Design

The scene is a tachimawari (choreographed fight scene: 立回り) with Honjô Sukehachi using a long pole to attack Gonpachi who raises his sword in defense. The stage setting includes some eye-catching props, especially the extravagantly huge naginata ("long sword" or halberd: 長刀 or 薙刀) on a wooden stand. An attached dragon head has been positioned to seemingly breath flames down the length of the blade. The simulated wood-grain cabinet in the background has a pattern that is not so different from the dragon's flames. Teranishi Kanshin holds a single-panel screen painted with what appears to be an owl, and a small banner with a figure of a samurai lies at the feet of Sukehachi.
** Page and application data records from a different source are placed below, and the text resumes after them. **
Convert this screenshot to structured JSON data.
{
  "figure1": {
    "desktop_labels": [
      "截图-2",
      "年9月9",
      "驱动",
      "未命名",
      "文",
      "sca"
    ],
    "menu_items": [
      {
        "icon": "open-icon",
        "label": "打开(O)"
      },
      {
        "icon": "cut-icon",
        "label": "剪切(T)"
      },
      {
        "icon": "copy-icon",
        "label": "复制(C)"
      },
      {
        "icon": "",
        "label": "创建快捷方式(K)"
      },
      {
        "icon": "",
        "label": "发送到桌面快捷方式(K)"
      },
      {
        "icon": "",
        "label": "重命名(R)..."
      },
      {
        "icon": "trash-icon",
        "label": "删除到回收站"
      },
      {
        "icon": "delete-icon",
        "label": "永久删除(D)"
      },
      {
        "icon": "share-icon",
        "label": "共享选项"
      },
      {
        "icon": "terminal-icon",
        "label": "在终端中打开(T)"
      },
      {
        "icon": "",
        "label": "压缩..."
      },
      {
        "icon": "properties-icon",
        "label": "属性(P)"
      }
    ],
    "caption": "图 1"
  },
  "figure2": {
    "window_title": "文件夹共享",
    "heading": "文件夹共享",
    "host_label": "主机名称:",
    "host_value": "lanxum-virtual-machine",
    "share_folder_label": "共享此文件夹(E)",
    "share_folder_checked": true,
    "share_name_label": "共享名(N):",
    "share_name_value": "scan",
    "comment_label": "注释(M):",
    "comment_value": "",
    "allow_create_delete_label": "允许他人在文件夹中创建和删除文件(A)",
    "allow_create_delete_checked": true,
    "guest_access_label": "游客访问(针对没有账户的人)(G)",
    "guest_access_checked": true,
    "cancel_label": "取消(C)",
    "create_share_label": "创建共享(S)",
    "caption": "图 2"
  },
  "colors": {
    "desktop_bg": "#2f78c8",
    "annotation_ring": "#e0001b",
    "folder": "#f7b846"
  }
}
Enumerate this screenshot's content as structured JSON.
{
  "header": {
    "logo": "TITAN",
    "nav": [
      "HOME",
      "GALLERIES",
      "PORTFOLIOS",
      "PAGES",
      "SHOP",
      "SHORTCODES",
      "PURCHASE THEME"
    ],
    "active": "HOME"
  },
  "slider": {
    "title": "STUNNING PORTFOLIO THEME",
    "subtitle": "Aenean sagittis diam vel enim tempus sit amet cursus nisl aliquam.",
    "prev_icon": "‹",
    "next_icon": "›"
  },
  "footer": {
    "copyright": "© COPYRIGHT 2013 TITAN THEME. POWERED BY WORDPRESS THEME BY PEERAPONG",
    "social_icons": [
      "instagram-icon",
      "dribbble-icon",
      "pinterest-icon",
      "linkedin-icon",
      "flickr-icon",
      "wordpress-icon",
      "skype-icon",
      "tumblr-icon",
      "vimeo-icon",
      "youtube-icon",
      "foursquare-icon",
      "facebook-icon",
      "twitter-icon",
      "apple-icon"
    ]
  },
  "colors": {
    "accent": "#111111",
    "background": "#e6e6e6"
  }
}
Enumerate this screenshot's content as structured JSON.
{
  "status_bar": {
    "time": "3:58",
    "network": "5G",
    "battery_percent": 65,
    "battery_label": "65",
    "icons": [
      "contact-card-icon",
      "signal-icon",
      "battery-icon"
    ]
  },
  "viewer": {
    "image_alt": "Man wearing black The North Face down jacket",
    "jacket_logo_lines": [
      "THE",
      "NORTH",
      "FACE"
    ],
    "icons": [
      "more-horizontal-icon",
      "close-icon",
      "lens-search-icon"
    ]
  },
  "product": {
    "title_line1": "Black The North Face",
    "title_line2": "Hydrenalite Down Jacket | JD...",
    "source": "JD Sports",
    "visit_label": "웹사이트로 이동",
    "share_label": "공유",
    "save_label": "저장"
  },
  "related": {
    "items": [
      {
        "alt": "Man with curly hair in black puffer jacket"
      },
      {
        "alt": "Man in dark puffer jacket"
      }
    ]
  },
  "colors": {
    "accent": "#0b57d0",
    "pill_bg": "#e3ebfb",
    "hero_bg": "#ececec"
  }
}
In addition to the three actors depicted here, the superstar Ichikawa Ebizô V, who also used the name Ichikawa Danjûrô VII, performed the role of the aforementioned Banzuin Chôbei in this same production.

The preservation of colors in this impression is truly excellent, especially the bright red and purple colorants. The right and center sheets have intact margins on each of their left vertical sides, unusual in polyptychs, as the sheets are nearly always trimmed slightly (or substantially) into the images.
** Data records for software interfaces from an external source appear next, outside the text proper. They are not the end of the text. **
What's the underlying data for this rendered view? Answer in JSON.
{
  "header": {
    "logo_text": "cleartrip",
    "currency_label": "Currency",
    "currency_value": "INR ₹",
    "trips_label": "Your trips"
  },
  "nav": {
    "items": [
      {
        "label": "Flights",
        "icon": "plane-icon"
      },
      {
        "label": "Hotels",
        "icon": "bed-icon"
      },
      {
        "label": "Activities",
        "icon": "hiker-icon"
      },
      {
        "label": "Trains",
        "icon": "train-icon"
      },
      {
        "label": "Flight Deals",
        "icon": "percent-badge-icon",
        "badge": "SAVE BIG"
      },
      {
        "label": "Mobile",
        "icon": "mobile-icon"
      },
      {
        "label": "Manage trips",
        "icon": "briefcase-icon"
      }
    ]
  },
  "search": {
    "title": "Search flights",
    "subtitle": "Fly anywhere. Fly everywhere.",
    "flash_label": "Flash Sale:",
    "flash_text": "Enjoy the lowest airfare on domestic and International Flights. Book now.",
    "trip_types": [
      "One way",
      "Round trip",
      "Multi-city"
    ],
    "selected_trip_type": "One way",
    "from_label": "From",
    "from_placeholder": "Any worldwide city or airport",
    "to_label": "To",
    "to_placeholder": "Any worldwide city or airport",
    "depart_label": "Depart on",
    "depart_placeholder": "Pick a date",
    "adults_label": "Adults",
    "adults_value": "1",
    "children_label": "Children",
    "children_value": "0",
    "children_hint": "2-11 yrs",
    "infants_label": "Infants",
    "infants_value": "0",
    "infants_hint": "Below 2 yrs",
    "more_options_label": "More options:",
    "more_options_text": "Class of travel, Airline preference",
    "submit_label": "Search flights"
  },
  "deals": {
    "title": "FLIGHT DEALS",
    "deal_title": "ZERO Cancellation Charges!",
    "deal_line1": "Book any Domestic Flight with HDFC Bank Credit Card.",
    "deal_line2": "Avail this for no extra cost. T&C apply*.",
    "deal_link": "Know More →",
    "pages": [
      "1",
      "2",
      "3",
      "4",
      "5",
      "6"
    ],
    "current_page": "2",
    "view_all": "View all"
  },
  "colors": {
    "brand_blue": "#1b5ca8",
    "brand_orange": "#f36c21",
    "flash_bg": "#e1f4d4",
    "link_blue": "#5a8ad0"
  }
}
References

  1. For a different triptych by Kunisada produced for the same staging in 8/1838 and published by Iseya Rihei, see Andreas Marks: Japanese Woodblock Prints: Artists, Publishers and Masterworks 1680-1900. Rutland/Tokyo: Tuttle, 2010, pp. 236-37.

There are many publications on the works of Kunisada. A good introduction in English is by Sebastian Izzard (with essays by J. Thomas Rimer and John Carpenter): Kunisada's World. New York: Japan Society in collaboration with Ukiyo-e Society of America, 1993.